The number of fatal fentanyl overdoses in Santa Clara County nearly tripled during the pandemic, and experts say the two are intricately linked.
“(The pandemic) seems to have exacerbated a lot of latent trauma that our clients have,” said Gary Montrezza, CEO of Pathway Society, a substance abuse counseling center based in San Jose. “Those who are already under a lot of trauma and stress just see this as one more brick on their back, of one whose back is already breaking.”
Last year, 86 people died from fentanyl overdoses in Santa Clara County, with most deaths occurring in young adults in their 20s and 30s. Twenty nine people died from fentanyl in the county in 2019, a marked increase from the 17 who died in 2018.
These numbers make fentanyl the deadliest drug in Santa Clara County, according to officials in the county’s Behavioral Health Department.
“Fentanyl is the most dangerous and can kill in a matter of minutes,” the department wrote in an email to San José Spotlight. “Exposure to even small amounts can cause overdose and death.”

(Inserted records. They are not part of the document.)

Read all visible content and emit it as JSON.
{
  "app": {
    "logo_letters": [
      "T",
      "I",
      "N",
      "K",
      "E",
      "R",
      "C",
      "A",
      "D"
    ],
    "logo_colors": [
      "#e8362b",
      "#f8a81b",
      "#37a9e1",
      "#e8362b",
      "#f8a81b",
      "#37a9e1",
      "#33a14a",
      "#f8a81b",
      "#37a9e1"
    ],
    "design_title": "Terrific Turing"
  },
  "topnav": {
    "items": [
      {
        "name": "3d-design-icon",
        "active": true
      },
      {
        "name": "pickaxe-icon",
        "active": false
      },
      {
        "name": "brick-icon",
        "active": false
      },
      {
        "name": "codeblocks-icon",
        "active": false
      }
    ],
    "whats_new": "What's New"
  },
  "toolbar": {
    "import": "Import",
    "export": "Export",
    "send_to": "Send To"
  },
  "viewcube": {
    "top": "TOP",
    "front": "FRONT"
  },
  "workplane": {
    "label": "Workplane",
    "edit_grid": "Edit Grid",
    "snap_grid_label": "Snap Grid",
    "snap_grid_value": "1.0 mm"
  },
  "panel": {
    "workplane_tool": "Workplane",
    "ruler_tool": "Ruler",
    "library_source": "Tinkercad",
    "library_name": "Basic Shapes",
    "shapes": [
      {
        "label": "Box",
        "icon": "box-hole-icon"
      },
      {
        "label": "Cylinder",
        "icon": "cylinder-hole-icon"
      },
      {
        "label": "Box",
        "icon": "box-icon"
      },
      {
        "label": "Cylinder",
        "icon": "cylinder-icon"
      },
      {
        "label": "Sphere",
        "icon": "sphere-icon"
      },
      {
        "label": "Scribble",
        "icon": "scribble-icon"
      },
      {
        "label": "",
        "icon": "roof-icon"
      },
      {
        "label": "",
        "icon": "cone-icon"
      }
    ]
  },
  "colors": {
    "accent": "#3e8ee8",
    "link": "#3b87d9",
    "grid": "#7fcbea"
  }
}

Though Santa Clara County’s number of fentanyl deaths rose during the pandemic, the county still falls short of San Francisco which saw 500 residents die from fentanyl overdoses in 2020, according to a report from the county’s chief medical examiner.
Nationally, deaths from synthetic opioids like fentanyl have increased by 38.4% between 2019 and 2020, according to the Centers for Disease Control and Prevention. Fentanyl also contributes to overdose deaths from stimulants like cocaine and methamphetamine, according to the CDC.
Fentanyl is a synthetic opioid similar to morphine used to treat severe pain after surgery. The drug is 80-100 times more potent than morphine, and just a quarter of a milligram can be fatal.
Fentanyl is often mixed with other drugs, including heroin, according to Dr. Christian O’Neil, medical director at Pathway Society.
“The rate of dealers cutting their heroin with fentanyl, because it’s so much cheaper, is extremely high,” O’Neil said. “For people using heroin on the street, there’s an extremely high likelihood that they could also get fentanyl.”
However, fentanyl is also used along with non-opioids. In fatal fentanyl overdoses, the drug has been detected alongside methamphetamine, cocaine, alcohol and benzodiazepines, according to Dr. Michelle Jordan, Santa Clara County’s chief medical examiner-coroner.
O’Neil said he’s treated patients who have only taken methamphetamine, but whose symptoms resemble opioid withdrawal. While fentanyl is the drug of choice of some addicts, other drugs sold on the street are contaminated with the synthetic opioid.
“A long time ago, it was almost an urban myth about drugs contaminated with this or that,” O’Neil said. “I just never bought into that before… But it’s a reality now, and it’s driven by profit because it’s so much cheaper than pure heroin.”
Dr. Aimee Moulin, an emergency physician at UC Davis who specializes in behavioral health, said California is traditionally warmer to stimulants such as methamphetamine. However, many addicts have shifted to using a combination of meth and opioids.
Moulin said fentanyl became popular on the East Coast, but started growing more popular in California prior to the pandemic. O’Neil confirmed that fentanyl use was already apparent in Santa Clara County as early as 2012.
The pandemic’s effect on economic security and disruption of social routines pushed many people over the edge, Moulin said.
“Those combined forces… and isolation are recipes that certainly don’t help drug use,” Moulin said. “From the emergency department standpoint, what we saw was that people who were in stable in-treatment… the pandemic was very disruptive.”
The abuse of substances like fentanyl goes deeper than individual addiction, Montrezza said.
“When we speak about drug use, what we’re talking about is a symptom of something else,” he said. “We need to really examine the fraying of our societal bonds and the way we relate to each other.”
Though opioid addiction may be permanent, Moulin said it’s possible for people to recover from its worst effects.
“People can absolutely go into recovery and have a normal life,” Moulin said. “It’s a chronic illness, but it can 100% be managed, and there’s a way out.”
Contact Sonya Herrera at [email protected] or follow @SMHsoftware on Twitter.